+++ Dataset excerpts +++

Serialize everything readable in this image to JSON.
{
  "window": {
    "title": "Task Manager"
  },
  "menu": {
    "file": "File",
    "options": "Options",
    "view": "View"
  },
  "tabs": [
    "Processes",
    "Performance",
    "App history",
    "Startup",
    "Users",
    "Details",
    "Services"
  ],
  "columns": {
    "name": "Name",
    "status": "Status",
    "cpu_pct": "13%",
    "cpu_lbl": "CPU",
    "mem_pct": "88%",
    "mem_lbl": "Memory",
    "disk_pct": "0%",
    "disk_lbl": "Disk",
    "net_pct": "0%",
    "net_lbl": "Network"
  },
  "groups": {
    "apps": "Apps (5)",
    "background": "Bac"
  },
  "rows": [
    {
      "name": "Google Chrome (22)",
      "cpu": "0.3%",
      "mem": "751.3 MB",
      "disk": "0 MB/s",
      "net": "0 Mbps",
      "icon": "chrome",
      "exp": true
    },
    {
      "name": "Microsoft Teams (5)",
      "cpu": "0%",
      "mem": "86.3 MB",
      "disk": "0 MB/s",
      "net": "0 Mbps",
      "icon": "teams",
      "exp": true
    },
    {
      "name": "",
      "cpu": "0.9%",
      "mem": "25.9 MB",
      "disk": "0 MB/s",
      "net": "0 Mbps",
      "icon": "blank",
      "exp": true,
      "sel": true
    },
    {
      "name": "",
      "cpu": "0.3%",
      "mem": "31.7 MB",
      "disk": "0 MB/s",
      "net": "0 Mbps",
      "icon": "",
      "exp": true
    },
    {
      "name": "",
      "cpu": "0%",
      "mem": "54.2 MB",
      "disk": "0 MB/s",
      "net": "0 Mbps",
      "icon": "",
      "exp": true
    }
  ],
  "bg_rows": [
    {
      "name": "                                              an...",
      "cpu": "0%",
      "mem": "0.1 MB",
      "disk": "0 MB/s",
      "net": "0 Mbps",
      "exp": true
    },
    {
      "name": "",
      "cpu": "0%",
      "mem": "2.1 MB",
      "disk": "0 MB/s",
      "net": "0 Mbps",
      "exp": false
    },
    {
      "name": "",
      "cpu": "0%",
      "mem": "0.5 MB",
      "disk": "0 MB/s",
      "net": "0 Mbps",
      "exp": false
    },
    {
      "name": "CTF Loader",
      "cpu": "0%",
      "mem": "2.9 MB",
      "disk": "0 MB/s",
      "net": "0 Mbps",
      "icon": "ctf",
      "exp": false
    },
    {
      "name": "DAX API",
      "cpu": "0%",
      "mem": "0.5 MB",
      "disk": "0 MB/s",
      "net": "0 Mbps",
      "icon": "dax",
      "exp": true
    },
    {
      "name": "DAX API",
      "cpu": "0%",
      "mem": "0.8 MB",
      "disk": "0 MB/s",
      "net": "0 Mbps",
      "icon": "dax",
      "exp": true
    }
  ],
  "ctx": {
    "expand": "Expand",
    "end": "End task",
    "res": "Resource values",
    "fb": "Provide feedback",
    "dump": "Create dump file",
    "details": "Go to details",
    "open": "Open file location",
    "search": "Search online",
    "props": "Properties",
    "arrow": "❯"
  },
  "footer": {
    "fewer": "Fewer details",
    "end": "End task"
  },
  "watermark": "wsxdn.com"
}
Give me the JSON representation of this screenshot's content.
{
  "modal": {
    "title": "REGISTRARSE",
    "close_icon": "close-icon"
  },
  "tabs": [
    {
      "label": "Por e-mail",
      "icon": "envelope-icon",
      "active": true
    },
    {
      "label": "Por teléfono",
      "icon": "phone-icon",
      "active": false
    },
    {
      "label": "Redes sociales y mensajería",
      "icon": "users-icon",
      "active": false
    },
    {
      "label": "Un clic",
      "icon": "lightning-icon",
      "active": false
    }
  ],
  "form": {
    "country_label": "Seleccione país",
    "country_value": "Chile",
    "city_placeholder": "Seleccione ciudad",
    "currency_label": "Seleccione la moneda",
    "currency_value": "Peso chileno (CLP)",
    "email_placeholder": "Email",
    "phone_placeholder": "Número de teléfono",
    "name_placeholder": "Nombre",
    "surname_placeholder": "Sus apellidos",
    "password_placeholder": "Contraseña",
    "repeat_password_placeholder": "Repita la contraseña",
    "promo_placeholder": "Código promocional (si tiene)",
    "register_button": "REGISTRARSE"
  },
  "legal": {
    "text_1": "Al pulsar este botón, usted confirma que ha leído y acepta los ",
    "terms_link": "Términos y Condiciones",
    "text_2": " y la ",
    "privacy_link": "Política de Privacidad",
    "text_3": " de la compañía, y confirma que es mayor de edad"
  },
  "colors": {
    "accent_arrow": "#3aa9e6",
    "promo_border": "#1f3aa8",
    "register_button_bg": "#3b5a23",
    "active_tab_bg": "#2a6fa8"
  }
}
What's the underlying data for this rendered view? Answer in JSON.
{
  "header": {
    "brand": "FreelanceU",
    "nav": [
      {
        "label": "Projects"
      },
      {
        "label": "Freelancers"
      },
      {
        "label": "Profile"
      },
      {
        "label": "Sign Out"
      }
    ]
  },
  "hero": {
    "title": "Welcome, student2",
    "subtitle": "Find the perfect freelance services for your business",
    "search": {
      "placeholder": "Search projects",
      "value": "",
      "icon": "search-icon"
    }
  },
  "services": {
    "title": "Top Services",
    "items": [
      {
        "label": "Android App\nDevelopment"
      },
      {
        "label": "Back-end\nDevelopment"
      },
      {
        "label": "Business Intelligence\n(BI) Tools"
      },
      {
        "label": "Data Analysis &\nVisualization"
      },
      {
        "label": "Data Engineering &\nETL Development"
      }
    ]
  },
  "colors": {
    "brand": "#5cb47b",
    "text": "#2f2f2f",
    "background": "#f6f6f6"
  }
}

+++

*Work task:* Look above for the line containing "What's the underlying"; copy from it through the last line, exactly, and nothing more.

*Answer to the exercise:*
What's the underlying data for this rendered view? Answer in JSON.
{
  "header": {
    "brand": "FreelanceU",
    "nav": [
      {
        "label": "Projects"
      },
      {
        "label": "Freelancers"
      },
      {
        "label": "Profile"
      },
      {
        "label": "Sign Out"
      }
    ]
  },
  "hero": {
    "title": "Welcome, student2",
    "subtitle": "Find the perfect freelance services for your business",
    "search": {
      "placeholder": "Search projects",
      "value": "",
      "icon": "search-icon"
    }
  },
  "services": {
    "title": "Top Services",
    "items": [
      {
        "label": "Android App\nDevelopment"
      },
      {
        "label": "Back-end\nDevelopment"
      },
      {
        "label": "Business Intelligence\n(BI) Tools"
      },
      {
        "label": "Data Analysis &\nVisualization"
      },
      {
        "label": "Data Engineering &\nETL Development"
      }
    ]
  },
  "colors": {
    "brand": "#5cb47b",
    "text": "#2f2f2f",
    "background": "#f6f6f6"
  }
}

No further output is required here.